=== Supplied data ===

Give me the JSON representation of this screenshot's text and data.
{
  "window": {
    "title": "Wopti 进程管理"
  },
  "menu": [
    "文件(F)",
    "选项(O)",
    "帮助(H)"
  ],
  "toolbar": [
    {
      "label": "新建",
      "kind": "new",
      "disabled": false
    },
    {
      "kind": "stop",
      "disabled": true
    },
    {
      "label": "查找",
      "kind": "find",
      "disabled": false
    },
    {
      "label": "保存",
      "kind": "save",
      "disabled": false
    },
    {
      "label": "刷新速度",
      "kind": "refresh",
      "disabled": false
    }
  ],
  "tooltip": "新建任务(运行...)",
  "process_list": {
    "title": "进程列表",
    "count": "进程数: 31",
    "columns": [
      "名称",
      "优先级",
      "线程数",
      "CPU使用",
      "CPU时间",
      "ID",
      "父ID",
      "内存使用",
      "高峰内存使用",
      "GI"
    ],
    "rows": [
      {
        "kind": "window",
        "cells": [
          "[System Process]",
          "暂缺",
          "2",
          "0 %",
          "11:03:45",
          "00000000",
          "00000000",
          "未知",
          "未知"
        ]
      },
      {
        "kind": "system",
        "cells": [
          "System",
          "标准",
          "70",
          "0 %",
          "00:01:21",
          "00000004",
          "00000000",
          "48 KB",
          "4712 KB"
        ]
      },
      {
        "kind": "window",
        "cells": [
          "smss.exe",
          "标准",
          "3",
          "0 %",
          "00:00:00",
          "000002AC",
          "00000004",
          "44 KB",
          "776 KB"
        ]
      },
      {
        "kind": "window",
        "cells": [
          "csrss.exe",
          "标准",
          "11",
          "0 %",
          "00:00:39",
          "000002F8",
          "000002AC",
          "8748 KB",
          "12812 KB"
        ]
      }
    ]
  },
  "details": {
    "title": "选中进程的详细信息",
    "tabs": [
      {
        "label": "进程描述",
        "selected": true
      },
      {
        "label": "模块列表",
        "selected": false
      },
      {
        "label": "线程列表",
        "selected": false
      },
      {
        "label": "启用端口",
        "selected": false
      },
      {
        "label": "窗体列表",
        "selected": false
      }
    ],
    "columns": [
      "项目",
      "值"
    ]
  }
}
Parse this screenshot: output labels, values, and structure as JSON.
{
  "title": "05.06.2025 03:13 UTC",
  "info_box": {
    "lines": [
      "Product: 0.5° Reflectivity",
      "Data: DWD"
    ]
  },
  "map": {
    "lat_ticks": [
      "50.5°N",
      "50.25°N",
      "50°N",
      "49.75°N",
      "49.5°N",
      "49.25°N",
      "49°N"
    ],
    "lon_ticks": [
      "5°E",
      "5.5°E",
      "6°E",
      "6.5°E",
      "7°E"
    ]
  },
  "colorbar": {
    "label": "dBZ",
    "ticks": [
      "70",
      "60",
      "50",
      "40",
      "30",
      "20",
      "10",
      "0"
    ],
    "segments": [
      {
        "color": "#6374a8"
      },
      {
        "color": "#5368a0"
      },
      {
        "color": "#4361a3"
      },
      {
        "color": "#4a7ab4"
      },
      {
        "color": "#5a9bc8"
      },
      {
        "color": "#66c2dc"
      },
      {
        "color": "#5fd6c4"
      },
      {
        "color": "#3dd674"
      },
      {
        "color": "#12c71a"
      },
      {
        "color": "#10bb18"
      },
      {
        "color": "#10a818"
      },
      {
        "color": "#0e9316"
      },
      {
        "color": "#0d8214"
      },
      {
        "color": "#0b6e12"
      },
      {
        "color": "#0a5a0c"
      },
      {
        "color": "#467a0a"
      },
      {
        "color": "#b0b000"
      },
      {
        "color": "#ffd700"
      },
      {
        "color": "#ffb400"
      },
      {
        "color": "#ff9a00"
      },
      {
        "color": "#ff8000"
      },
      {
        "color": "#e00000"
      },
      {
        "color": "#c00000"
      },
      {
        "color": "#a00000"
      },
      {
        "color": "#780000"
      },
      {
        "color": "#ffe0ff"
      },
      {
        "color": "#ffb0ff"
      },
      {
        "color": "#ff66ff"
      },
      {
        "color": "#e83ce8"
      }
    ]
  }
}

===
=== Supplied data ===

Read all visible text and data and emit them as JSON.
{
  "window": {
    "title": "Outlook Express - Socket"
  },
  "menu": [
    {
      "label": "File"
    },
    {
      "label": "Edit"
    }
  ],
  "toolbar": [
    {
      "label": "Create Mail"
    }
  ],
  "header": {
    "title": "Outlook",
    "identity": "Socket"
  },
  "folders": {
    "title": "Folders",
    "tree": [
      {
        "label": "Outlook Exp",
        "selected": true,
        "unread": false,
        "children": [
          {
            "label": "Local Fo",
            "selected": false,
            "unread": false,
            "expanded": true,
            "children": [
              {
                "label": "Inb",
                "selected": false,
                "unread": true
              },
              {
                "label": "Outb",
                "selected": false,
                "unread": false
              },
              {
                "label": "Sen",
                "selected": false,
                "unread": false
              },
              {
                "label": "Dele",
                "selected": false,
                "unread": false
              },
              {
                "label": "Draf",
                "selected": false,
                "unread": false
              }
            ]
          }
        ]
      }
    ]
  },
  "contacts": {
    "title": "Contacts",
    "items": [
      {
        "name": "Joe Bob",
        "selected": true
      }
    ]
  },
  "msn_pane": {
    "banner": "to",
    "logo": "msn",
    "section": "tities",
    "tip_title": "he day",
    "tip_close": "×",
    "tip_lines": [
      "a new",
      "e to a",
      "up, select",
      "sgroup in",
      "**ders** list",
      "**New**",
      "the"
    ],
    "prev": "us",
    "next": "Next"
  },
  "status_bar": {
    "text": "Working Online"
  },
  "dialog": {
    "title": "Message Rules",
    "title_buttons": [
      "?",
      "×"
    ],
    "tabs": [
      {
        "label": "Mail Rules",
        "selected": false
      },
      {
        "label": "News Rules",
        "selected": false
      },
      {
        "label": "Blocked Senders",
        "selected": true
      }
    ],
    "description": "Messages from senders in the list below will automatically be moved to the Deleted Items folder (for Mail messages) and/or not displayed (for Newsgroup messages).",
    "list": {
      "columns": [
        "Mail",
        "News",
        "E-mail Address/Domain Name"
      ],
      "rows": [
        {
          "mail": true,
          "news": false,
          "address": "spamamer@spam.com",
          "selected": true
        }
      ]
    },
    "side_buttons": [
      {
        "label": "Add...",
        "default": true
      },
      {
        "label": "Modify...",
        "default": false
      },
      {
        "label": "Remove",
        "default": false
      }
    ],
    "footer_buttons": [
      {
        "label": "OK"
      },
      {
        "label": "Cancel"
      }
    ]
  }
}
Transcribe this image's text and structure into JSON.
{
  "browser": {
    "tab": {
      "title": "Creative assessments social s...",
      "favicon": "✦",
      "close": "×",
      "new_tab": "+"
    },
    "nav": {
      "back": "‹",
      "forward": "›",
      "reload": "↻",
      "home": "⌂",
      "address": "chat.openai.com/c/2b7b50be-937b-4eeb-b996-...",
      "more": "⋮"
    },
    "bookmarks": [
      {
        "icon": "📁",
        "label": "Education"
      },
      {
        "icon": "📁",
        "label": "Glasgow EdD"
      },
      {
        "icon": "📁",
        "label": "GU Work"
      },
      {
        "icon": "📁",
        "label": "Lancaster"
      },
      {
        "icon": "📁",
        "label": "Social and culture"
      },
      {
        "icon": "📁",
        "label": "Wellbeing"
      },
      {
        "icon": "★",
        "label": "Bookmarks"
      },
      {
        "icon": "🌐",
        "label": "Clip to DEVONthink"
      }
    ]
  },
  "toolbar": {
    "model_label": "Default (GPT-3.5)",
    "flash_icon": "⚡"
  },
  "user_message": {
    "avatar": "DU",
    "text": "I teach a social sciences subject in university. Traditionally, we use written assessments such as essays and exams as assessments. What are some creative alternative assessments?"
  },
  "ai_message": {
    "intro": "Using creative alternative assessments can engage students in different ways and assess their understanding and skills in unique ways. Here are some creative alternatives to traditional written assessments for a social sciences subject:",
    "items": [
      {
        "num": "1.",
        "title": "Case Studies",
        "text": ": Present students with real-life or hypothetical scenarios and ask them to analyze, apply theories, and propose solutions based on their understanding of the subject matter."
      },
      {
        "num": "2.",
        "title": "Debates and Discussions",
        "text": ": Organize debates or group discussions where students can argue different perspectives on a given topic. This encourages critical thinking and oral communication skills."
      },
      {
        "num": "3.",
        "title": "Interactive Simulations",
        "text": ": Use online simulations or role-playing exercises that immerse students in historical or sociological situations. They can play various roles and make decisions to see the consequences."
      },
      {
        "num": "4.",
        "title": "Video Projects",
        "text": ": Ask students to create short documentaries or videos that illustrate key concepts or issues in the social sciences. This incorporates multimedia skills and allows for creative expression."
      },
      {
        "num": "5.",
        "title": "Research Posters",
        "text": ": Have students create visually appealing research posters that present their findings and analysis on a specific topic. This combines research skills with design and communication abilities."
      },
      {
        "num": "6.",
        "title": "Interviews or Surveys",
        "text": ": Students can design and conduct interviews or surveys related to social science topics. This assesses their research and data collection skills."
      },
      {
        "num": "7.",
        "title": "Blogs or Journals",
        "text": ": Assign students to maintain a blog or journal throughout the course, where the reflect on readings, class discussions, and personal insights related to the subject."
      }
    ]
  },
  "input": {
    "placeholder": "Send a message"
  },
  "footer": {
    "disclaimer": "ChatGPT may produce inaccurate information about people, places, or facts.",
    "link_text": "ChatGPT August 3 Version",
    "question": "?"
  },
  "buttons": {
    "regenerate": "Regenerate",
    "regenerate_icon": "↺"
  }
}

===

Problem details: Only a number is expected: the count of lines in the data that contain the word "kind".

Exercise answer: 9